You may have to copy and paste the above link into your browser as it hasn’t highlighted.
Still exploring this theme of narration, I offer you three more links to explore, featuring three pieces of my own, each with a story to tell, each in it’s own way and I hope you will go on a different journey in each case.
This track is a soundscape called ‘Sun Rising On an Aztec Temple’.
This instrumental track is called Rosebud Blooming (actually about a woman going through a bitter separation )
This track of spoken word and music combined with my poetry is a dark piece.
I hope that you can listen and visit the links to explore the variety in terms of narrative, and here’s to you all in creativity, and especially your involvement with narration as a writer or reader, or indeed listener.

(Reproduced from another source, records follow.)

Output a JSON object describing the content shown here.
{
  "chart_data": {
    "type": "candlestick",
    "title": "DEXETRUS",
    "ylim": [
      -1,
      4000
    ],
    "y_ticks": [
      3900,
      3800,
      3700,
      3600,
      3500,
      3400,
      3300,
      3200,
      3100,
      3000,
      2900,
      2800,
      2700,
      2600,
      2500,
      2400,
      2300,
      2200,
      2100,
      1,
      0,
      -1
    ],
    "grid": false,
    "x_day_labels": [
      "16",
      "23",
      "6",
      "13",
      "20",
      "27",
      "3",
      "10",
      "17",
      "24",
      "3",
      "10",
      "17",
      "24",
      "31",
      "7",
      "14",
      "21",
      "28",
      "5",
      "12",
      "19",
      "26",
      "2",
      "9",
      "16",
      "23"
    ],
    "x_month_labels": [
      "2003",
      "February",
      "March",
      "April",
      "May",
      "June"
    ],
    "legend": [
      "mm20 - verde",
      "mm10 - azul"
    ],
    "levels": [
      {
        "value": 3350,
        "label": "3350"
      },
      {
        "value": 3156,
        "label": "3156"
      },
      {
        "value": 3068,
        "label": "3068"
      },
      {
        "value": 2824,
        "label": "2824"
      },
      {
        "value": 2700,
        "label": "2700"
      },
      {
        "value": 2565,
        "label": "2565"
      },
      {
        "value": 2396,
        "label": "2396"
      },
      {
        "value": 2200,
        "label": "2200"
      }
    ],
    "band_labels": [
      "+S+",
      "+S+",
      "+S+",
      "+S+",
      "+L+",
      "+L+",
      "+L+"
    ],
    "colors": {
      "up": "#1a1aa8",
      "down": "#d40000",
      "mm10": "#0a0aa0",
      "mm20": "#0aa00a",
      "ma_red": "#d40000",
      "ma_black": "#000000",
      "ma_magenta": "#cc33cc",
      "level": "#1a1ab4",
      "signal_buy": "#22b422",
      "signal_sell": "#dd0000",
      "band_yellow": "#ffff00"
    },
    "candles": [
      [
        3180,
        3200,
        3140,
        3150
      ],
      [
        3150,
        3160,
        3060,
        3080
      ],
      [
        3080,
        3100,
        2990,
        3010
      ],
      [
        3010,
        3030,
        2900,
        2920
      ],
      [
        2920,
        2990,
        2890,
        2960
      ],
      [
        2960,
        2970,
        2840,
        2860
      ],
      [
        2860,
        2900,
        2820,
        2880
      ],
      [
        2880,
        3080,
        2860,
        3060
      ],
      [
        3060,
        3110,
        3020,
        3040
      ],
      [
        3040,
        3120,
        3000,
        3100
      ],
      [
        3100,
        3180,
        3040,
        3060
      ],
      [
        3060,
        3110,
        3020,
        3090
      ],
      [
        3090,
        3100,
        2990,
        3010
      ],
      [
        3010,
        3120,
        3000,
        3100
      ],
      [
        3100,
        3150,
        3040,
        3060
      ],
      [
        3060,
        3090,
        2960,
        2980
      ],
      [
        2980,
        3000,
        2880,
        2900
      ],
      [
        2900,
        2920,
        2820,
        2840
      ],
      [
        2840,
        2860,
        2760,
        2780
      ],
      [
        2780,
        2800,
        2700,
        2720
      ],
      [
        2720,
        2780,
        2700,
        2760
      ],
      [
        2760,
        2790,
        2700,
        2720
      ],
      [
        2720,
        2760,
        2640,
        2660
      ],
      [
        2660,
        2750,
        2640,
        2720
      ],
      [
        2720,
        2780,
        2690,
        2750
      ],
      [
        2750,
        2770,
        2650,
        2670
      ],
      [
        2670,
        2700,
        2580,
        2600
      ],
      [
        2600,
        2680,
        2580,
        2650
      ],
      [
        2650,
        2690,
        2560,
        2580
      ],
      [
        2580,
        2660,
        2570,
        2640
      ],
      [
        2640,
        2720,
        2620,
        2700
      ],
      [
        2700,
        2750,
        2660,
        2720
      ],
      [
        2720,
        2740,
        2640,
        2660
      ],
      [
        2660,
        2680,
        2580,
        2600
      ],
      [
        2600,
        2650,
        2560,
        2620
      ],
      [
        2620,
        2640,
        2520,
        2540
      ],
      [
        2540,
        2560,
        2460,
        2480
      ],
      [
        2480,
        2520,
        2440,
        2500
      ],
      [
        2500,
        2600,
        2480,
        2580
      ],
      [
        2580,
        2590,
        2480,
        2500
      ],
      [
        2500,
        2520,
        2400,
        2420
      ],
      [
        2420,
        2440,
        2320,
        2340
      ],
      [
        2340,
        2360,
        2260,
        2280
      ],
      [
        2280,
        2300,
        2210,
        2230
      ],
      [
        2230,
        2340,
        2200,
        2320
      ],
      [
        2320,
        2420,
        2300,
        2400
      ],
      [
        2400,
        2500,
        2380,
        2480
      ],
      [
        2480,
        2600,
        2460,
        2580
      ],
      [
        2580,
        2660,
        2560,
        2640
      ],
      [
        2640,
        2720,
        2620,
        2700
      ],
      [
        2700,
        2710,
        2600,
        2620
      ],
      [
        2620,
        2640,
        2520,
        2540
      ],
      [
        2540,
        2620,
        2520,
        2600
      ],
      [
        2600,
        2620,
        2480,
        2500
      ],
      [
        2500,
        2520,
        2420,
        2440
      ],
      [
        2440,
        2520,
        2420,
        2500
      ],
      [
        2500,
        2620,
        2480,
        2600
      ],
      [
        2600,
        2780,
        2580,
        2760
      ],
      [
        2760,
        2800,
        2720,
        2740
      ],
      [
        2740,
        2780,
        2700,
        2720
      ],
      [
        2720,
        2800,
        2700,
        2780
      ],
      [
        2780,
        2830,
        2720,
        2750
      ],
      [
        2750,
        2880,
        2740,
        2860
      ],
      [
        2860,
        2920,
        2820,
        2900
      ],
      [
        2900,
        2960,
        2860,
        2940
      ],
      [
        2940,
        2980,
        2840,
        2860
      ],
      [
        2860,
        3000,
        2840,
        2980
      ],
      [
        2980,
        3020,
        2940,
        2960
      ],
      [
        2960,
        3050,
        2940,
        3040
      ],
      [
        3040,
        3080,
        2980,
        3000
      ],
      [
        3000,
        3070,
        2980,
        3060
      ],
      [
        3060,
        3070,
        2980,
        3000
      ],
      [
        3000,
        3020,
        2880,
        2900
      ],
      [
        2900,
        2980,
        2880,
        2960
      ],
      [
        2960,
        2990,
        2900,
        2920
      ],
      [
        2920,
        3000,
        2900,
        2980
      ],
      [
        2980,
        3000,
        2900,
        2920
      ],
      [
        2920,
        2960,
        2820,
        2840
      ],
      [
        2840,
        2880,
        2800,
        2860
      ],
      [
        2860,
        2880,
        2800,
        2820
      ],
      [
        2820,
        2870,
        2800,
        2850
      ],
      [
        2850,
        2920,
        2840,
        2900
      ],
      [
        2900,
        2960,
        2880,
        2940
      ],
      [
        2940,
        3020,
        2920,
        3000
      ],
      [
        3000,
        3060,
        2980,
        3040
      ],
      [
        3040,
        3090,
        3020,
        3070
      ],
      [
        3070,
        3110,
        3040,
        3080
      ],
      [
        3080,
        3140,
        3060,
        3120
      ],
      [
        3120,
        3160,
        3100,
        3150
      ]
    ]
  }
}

Sincere thanks and best wishes. Neil
Beginning March 20th, 2016 Poetry Breakfast will once again serve a little poetic nourishment every morning. Start your day with our new expanded menu. Poems, of course, are our specialty. But we will also be serving a fuller menu that includes poetry related creative non-fiction such as letters to and from poets, essays on poetry, and anything else that might feed a poet and poetry lover’s soul.